Yeung had denied five charges of money-laundering between January 2001 and December 2007, totalling $93million.
The 54-year-old, who will be sentenced on Friday morning, bought into Birmingham City in 2007 and acquired the rest in 2009.
But Yeung resigned from parent company Hong Kong-listed Birmingham International Holdings Ltd (BIHL) while he awaited the verdict.
Fans group Blues Trust have been campaigning for the current owners to sell up and have urged BIHL to give them answers about the club's future following Yeung's guilty verdict.
Dave Farrell, board member of Blues Trust, told Sky Sports News: "The future of Birmingham City football club really rests in BIHL's hands now.
"Whilst we know that Carson is a major influence in that, we need to know what's happening with the football club.
"Concerns have always been there. They have been there from day one and they are still there today, but we have more support now, more galvanised fans.

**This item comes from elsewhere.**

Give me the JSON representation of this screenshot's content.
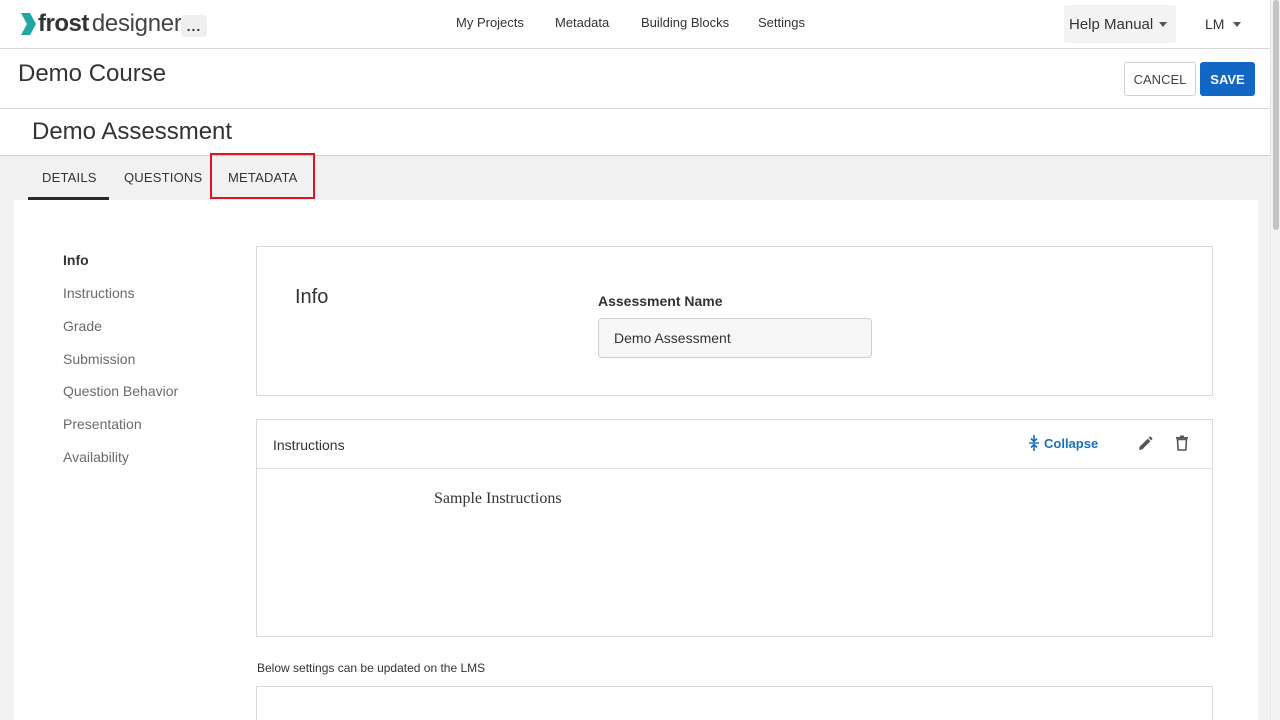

Support that has a concern about where we go together and how we support our club."
Birmingham have endured a difficult season and the club currently lie in 17th place in the Championship, with no prospects of promotion.
But Farrell insists manager Lee Clark has done a commendable job in difficult circumstances.
"He's tried to push those affairs to one side and concentrate," said Farrell. "He's made it very clear he has a focus on the team and how they have been performing and that concerns him more than what happens off the field.
"I think we should leave him to do that job, but he's had very little support in what's behind him and he's done a magnificent job, regardless of how little or how much support he's had."